Receptive TIOAs But progressiveness is not enough: TIOAs involving only upper bounds on timing are not progressive A strategy for a TIOA A is a TIOA that is the same as A except that it restricts the sets of discrete steps and trajectories TIOA is receptive if it has a progressive strategy Theorem: Every receptive TIOA is I/O feasible Theorem: If A 1 and A 2 are compatible receptive TIOAs with progressive strategies B 1 and B 2, then A 1 || A 2 is receptive with progressive strategy B 1 || B 2
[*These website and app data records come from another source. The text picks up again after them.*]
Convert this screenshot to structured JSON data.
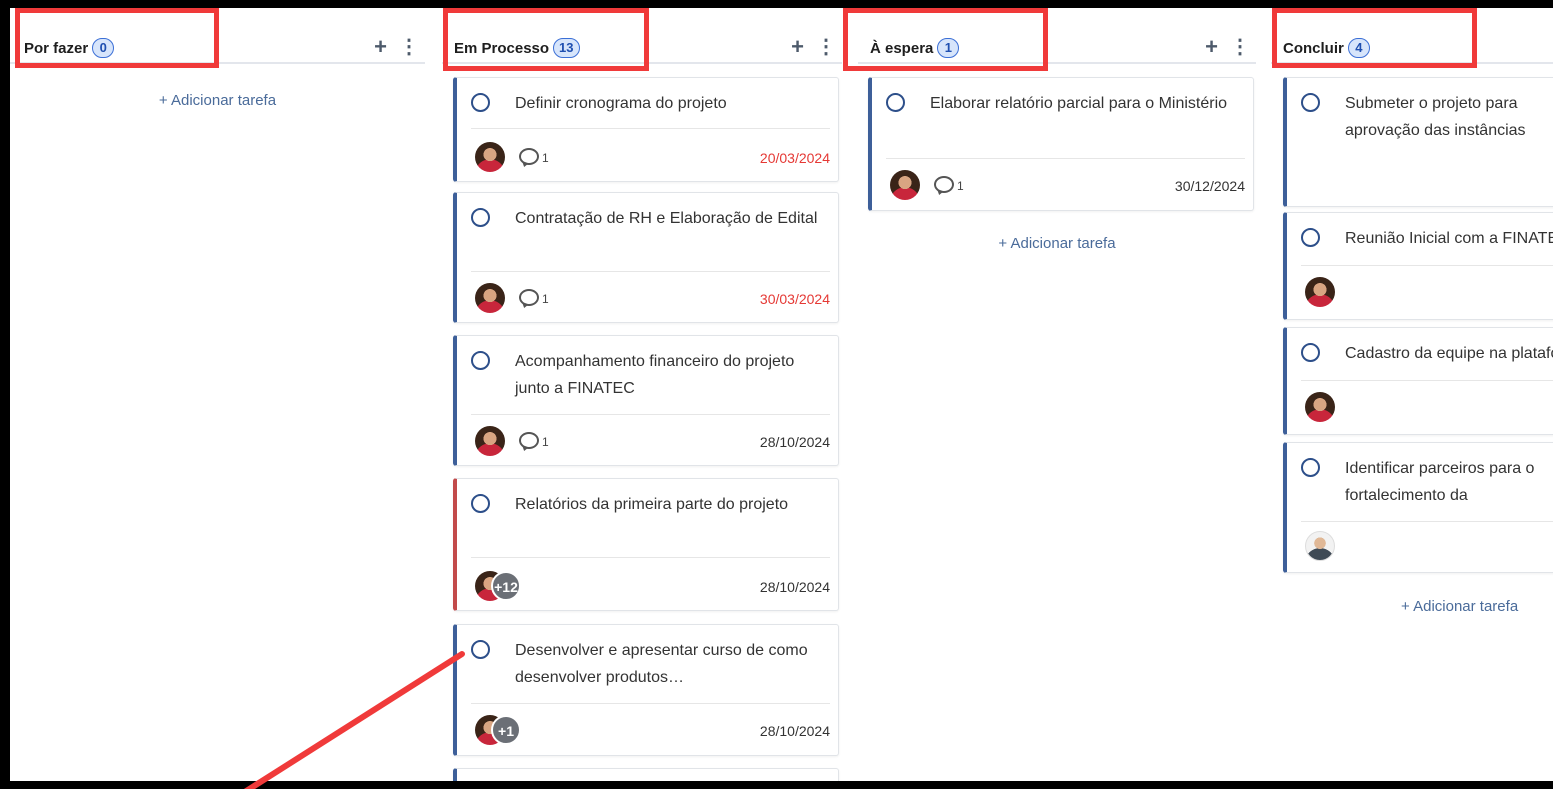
{
  "columns": [
    {
      "title": "Por fazer",
      "count": "0",
      "add_task": "+ Adicionar tarefa",
      "cards": []
    },
    {
      "title": "Em Processo",
      "count": "13",
      "cards": [
        {
          "title": "Definir cronograma do projeto",
          "comments": "1",
          "date": "20/03/2024"
        },
        {
          "title": "Contratação de RH e Elaboração de Edital",
          "comments": "1",
          "date": "30/03/2024"
        },
        {
          "title": "Acompanhamento financeiro do projeto junto a FINATEC",
          "comments": "1",
          "date": "28/10/2024"
        },
        {
          "title": "Relatórios da primeira parte do projeto",
          "more_avatars": "+12",
          "date": "28/10/2024"
        },
        {
          "title": "Desenvolver e apresentar curso de como desenvolver produtos…",
          "more_avatars": "+1",
          "date": "28/10/2024"
        }
      ]
    },
    {
      "title": "À espera",
      "count": "1",
      "add_task": "+ Adicionar tarefa",
      "cards": [
        {
          "title": "Elaborar relatório parcial para o Ministério",
          "comments": "1",
          "date": "30/12/2024"
        }
      ]
    },
    {
      "title": "Concluir",
      "count": "4",
      "add_task": "+ Adicionar tarefa",
      "cards": [
        {
          "title": "Submeter o projeto para aprovação das instâncias competentes"
        },
        {
          "title": "Reunião Inicial com a FINATEC"
        },
        {
          "title": "Cadastro da equipe na plataforma"
        },
        {
          "title": "Identificar parceiros para o fortalecimento da comunidade"
        }
      ]
    }
  ],
  "colors": {
    "accent": "#3d5f99",
    "overdue": "#e53935",
    "highlight": "#f03a3a"
  },
  "icons": {
    "add": "plus-icon",
    "menu": "more-vertical-icon",
    "task": "circle-check-icon",
    "comment": "comment-icon"
  }
}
Example: Receptiveness Channel(b, M) is not progressive: Allows an infinite execution in which send and receive actions alternate without any time passage in between Channel(b, M) is receptive: Has a progressive strategy: add condition u=now to precondition of receive so that messages are delivered exactly at their delivery deadline Synch(u, )i is receptive The clock synchronization network is receptive

Related Work Alur-Dill timed automata Uppaal/Kronos/IF/. . . Linear hybrid automata Hytech Work of Sifakis et al on TAs with deadlines Previous I/O automaton based models

Conclusions and Future Work The TIOA framework is a new modeling framework for timed systems Special case of new HIOA model General enough to collect and summarize previous timed I/O automata work Establishes formal relationships with other models Tool development project in progress Extension of the IOA language Automatic translation to UPPAAL More details in monograph Theory of Timed I/O Automata. Available at: http: //theory. lcs. mit. edu/tds/reflist. html